**About this exercise**
Find every line of the records that has "content" and return it.

----- The records -----

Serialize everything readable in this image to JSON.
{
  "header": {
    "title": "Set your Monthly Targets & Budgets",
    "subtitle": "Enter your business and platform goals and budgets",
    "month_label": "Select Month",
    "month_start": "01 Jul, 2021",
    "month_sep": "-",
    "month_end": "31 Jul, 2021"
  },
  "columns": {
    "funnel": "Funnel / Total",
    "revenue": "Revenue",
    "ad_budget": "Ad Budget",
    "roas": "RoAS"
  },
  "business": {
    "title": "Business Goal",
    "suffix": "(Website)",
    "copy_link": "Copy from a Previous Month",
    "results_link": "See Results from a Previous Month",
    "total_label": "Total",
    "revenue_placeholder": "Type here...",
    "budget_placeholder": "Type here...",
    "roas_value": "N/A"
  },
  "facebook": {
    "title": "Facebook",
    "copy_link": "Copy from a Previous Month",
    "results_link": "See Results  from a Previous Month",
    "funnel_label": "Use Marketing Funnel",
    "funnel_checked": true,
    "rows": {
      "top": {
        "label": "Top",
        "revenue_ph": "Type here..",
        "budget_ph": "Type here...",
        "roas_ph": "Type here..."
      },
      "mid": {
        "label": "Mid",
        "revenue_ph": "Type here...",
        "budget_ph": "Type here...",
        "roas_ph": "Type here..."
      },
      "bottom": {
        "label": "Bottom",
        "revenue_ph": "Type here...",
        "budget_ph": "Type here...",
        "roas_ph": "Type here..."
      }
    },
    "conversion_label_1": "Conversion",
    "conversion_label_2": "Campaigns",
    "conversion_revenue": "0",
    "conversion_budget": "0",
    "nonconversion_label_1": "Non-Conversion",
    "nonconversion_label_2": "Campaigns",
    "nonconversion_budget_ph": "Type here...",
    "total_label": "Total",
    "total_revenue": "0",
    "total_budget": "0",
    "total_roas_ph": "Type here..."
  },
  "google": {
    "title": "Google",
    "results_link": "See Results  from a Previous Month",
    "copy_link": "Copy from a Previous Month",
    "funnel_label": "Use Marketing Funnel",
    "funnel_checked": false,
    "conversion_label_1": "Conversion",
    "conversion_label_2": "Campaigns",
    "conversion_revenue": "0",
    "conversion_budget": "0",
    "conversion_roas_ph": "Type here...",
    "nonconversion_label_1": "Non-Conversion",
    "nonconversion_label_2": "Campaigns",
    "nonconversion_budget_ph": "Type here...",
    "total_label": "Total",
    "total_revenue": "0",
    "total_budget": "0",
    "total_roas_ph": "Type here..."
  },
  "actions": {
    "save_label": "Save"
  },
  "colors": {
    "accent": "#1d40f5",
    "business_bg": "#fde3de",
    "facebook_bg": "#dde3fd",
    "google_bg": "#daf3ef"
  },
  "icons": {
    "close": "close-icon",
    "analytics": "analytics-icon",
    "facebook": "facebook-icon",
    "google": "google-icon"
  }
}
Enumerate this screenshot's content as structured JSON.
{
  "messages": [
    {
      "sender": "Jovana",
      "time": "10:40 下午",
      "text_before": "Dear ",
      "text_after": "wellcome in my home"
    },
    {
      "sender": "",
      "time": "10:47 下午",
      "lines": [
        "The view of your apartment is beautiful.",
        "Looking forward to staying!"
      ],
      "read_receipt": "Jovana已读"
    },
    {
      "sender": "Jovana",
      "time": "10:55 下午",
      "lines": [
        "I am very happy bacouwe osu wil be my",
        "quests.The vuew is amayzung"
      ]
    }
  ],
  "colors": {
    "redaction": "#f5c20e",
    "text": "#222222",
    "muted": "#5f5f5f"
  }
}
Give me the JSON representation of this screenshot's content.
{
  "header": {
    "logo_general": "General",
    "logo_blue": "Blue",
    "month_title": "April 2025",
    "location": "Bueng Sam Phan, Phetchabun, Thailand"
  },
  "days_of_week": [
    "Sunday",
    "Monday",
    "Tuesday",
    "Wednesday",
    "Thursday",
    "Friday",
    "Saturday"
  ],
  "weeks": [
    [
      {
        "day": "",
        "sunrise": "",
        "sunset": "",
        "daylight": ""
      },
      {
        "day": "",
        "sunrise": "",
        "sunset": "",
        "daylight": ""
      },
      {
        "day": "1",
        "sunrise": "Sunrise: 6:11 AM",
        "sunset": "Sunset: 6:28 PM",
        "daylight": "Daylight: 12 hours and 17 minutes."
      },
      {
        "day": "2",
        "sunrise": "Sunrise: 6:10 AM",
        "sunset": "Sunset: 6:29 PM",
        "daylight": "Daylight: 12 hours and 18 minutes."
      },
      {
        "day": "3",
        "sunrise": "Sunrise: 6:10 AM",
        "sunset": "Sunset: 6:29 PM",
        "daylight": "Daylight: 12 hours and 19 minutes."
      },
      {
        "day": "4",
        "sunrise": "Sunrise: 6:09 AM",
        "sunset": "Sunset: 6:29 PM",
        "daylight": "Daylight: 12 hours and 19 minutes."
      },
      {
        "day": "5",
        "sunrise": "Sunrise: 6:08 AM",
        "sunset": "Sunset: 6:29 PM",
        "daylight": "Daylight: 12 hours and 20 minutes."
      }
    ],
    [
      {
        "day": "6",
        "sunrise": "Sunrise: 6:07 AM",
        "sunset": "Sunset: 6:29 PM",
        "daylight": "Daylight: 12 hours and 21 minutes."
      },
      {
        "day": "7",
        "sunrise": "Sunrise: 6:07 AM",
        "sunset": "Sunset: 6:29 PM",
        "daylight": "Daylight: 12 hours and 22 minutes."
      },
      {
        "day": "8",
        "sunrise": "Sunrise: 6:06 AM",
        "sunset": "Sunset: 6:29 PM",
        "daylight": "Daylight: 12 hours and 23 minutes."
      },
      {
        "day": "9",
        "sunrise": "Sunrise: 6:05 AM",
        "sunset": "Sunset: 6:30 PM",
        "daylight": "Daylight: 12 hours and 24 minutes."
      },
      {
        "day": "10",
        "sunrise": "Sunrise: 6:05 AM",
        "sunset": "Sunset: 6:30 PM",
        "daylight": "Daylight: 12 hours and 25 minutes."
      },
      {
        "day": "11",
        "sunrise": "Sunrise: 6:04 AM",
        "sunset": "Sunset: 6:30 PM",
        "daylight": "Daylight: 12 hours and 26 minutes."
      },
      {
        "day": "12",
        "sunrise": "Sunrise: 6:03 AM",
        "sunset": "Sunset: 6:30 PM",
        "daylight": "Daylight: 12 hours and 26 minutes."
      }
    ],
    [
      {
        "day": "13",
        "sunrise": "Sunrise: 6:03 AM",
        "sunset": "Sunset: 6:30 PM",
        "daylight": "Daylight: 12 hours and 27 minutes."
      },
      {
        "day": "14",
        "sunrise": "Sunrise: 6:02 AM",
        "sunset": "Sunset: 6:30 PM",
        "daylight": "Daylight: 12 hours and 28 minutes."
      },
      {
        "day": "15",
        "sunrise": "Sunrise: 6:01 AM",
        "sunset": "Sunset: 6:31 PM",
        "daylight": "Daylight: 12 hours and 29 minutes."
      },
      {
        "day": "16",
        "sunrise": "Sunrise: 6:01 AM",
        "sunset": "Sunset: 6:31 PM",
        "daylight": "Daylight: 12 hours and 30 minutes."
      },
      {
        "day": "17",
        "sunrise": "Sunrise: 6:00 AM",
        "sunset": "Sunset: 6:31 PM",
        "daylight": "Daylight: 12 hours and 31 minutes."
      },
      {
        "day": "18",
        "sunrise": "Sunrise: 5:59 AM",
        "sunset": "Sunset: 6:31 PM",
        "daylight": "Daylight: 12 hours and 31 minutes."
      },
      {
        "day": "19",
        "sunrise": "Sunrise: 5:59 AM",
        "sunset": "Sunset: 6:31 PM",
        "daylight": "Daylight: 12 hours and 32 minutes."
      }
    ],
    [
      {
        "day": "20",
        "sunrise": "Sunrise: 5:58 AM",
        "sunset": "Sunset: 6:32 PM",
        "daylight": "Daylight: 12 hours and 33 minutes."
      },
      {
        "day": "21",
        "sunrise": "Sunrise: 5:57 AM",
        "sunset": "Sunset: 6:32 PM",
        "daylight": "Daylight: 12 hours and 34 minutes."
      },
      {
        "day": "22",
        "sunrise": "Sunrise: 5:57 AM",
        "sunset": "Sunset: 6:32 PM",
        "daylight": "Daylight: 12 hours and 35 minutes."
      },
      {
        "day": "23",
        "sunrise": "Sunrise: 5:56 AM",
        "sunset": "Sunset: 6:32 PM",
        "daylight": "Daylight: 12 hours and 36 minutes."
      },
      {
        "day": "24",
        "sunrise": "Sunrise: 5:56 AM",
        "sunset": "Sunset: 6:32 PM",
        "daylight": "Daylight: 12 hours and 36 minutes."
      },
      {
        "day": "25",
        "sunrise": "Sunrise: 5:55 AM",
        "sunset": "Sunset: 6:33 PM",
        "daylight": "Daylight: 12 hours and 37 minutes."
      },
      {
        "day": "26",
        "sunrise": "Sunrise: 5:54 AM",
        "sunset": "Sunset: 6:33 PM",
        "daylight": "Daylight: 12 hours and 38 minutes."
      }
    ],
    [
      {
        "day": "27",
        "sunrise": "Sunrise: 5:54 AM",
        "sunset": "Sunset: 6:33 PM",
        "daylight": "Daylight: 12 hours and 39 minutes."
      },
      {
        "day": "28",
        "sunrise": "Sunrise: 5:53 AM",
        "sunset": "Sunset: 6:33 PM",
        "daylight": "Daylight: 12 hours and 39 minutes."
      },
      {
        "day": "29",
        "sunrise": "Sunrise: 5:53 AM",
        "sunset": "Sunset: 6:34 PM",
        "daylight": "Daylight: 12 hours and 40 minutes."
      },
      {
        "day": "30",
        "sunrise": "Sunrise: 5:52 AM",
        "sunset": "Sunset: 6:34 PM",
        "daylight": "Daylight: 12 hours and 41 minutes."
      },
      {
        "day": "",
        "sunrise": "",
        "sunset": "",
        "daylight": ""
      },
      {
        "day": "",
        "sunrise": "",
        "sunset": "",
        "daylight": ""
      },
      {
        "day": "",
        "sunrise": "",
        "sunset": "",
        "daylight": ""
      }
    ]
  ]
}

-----

**The completed task**
Enumerate this screenshot's content as structured JSON.
Give me the JSON representation of this screenshot's content.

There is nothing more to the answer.